Our endorsement flows from the influence of Scripture as well as our living faith tradition. From Scripture we call to mind Luke’s parable of the “Good Samaritan.” The Samaritan finds a man “half dead,” is “moved with compassion,” and “treats him with mercy” by caring for him. The parable reminds us that the measure of a culture is the manner in which it provides for its weakest and most vulnerable. Likewise, the living faith tradition of the Catholic Church has long inspired us to support the principle that all people should have access to health care. At this time we are particularly concerned about those among the working poor who are unable to afford health insurance. As no likely alternative is evident we therefore endorse the expansion of Medicaid. But as noted above, the expansion of Medicaid also raises serious concerns:
- We are deeply troubled that the Medicaid program in Kansas covers contraception, sterilization, drugs that may induce abortion, and even, in rare cases, a small number of abortion procedures. It is simply unacceptable that the federal government insists on linking access to health care with taxpayer financing of these morally objectionable products and procedures. At a time when the federal government is coercing people to violate their consciences and religious teachings in order to participate in religious or charitable endeavors, it is difficult to embrace it further as a partner in providing health care.
- While the federal government has promised to pay 90% of the expansion costs, it is unlikely that the federal government will continue for very long to fund those individuals covered by the expansion at that much higher rate than it funds Medicaid for current recipients (approx. 56%). Kansas legislators need to make this commitment with their eyes wide open about what may be required financially of the State in the future.
- Medicaid is a program in need of reform, fiscal and otherwise. Maintaining a separate and inferior system of health insurance for the poor is far from ideal. Instead, it would be better if low-income Americans were supported in joining the health insurance networks in which the rest of society participates.

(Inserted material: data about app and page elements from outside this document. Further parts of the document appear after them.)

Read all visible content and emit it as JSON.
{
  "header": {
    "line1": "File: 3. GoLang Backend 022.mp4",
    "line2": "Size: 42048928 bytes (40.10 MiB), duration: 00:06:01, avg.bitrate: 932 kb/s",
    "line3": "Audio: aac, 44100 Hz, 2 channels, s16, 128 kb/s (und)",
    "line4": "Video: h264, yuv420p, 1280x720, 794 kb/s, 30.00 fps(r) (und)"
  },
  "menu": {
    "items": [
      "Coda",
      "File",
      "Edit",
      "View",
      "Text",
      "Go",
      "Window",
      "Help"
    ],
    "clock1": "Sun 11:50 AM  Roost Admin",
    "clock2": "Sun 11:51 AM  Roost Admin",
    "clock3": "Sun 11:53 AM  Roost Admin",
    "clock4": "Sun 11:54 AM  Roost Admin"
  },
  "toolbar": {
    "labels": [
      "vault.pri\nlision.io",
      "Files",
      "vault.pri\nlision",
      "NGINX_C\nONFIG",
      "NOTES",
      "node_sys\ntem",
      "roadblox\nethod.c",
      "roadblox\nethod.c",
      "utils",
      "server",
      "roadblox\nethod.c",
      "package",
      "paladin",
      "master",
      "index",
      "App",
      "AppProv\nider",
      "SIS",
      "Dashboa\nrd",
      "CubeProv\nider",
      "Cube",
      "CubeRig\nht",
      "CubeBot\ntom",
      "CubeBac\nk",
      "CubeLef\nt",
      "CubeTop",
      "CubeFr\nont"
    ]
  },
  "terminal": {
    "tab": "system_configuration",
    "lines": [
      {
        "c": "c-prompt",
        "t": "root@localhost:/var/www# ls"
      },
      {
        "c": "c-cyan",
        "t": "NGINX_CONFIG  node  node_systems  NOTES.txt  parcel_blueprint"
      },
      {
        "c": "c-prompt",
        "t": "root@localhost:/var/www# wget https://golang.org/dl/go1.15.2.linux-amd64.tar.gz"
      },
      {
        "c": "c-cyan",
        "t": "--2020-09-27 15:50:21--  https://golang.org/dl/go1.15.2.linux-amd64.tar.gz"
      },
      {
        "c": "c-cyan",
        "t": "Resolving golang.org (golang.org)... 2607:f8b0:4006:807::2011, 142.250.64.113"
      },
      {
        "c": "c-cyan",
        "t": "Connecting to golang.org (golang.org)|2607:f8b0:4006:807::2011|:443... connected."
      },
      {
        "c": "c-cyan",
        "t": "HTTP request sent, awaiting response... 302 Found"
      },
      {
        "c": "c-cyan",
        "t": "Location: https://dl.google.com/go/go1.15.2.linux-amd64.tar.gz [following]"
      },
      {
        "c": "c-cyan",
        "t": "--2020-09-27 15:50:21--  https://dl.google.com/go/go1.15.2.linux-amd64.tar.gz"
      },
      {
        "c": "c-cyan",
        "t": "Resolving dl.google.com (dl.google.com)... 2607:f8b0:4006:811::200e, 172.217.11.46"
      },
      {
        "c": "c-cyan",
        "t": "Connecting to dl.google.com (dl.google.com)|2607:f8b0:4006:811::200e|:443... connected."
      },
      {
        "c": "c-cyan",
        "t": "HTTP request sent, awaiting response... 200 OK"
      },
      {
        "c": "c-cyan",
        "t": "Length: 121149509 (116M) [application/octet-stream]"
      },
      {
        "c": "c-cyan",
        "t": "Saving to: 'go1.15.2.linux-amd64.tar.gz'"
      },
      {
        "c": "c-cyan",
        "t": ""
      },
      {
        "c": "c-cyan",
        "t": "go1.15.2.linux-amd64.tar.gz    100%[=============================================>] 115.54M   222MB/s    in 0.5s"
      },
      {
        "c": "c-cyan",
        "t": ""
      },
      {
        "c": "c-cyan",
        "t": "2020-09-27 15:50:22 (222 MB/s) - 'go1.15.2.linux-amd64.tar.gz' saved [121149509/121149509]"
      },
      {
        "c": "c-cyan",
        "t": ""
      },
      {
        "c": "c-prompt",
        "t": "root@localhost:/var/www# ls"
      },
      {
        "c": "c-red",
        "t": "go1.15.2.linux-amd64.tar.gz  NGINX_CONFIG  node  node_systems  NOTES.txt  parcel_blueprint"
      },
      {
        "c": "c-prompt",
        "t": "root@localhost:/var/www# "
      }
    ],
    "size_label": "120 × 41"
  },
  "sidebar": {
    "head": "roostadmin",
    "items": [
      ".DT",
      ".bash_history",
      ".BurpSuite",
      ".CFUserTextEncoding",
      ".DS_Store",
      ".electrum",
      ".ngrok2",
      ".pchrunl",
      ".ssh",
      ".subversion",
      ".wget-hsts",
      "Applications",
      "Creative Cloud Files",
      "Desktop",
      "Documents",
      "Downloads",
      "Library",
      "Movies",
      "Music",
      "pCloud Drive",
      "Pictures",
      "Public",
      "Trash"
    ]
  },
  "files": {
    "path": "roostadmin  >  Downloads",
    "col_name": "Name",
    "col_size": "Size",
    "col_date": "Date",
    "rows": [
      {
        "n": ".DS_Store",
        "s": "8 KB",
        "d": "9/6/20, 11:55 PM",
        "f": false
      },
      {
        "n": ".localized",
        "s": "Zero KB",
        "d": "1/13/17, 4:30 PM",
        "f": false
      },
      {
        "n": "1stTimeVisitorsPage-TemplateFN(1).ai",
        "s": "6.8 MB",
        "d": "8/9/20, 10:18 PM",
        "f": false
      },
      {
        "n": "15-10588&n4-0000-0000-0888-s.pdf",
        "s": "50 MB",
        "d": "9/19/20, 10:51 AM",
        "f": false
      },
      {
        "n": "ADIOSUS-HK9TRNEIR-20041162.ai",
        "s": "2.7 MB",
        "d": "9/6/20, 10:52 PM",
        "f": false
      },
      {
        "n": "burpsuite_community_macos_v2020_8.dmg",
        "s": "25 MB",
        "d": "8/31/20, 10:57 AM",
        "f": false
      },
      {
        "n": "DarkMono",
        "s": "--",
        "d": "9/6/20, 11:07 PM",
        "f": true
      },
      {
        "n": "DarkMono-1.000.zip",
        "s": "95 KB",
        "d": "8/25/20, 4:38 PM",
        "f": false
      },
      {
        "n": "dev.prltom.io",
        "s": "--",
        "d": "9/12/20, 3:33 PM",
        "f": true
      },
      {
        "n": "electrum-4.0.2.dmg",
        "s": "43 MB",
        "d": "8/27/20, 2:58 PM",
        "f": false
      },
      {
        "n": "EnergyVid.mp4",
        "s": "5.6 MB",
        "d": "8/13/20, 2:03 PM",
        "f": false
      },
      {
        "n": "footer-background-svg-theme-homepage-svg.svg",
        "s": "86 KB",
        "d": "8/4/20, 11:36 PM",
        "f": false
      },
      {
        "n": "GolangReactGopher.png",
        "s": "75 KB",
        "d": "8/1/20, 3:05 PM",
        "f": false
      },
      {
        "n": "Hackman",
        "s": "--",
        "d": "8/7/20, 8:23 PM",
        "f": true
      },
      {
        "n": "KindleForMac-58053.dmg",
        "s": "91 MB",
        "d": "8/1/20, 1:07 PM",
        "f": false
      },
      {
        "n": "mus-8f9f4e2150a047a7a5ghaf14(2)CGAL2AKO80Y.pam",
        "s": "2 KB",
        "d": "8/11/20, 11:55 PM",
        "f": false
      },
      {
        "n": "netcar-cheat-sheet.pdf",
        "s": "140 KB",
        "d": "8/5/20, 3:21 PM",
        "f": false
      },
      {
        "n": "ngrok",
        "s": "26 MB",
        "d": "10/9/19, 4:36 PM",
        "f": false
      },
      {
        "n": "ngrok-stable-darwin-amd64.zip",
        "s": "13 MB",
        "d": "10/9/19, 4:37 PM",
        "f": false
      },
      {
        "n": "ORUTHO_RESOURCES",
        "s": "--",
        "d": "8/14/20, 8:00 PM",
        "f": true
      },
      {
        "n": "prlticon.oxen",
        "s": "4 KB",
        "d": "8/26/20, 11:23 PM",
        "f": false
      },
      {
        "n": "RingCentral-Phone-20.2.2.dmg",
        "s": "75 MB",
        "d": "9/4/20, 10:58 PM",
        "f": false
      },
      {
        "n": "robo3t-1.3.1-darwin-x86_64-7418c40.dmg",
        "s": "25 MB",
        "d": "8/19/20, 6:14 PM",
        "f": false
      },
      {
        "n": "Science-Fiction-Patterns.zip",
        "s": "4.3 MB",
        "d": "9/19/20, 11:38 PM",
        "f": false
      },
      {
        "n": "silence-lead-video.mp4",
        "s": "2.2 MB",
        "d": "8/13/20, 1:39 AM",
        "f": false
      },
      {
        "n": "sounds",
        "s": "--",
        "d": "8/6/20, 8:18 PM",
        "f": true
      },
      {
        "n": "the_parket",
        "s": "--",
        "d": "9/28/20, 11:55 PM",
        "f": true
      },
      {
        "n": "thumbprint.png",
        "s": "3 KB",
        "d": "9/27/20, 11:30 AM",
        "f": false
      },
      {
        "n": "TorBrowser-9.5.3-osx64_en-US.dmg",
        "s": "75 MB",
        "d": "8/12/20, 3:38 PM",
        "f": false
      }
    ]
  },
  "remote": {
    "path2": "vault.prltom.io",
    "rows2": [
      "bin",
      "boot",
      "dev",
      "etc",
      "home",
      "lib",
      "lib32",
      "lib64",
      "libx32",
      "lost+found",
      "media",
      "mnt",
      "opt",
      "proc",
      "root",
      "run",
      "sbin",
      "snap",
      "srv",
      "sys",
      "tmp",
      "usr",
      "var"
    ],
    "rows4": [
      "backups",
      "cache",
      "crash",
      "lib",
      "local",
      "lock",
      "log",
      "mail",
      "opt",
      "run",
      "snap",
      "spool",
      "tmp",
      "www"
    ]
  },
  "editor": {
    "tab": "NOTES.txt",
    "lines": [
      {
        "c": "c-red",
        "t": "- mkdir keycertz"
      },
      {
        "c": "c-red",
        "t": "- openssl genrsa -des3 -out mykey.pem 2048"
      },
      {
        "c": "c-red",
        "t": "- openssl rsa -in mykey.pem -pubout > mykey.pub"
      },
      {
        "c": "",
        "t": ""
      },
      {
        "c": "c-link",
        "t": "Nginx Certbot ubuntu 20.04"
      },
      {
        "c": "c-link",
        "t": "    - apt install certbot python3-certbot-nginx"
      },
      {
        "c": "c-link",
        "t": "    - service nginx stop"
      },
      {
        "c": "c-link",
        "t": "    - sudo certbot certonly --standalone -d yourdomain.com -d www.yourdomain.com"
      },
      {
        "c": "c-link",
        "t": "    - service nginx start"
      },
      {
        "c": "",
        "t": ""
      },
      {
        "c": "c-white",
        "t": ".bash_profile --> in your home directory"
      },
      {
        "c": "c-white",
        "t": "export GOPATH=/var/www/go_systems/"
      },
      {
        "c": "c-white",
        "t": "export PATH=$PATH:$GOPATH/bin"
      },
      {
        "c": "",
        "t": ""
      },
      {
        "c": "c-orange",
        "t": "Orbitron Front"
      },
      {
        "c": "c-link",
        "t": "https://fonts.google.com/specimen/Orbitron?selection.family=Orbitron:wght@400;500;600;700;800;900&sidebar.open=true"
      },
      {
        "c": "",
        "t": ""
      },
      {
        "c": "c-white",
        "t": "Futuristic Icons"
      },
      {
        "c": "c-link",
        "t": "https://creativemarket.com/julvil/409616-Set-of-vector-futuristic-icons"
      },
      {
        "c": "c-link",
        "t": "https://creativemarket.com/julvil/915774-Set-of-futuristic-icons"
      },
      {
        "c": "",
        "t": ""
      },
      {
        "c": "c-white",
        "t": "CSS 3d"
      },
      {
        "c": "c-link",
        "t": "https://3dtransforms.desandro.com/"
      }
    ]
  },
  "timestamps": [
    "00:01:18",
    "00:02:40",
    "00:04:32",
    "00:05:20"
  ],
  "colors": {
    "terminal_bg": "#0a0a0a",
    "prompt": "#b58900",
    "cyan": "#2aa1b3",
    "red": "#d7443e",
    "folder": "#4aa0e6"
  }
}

In summary, we have grave concerns about these and other aspects of Medicaid expansion and we acknowledge that people of good will can and do disagree about the issue of Medicaid expansion. Nevertheless, we do not believe that a nation that has been blessed with such abundance should leave so many of its poor without health insurance. With this in mind it is our hope that our Legislature will expand Medicaid to cover the needy in the short term, and that in the longer term, Congress will substantially reform the ACA and Medicaid in order to make them financially and morally responsible.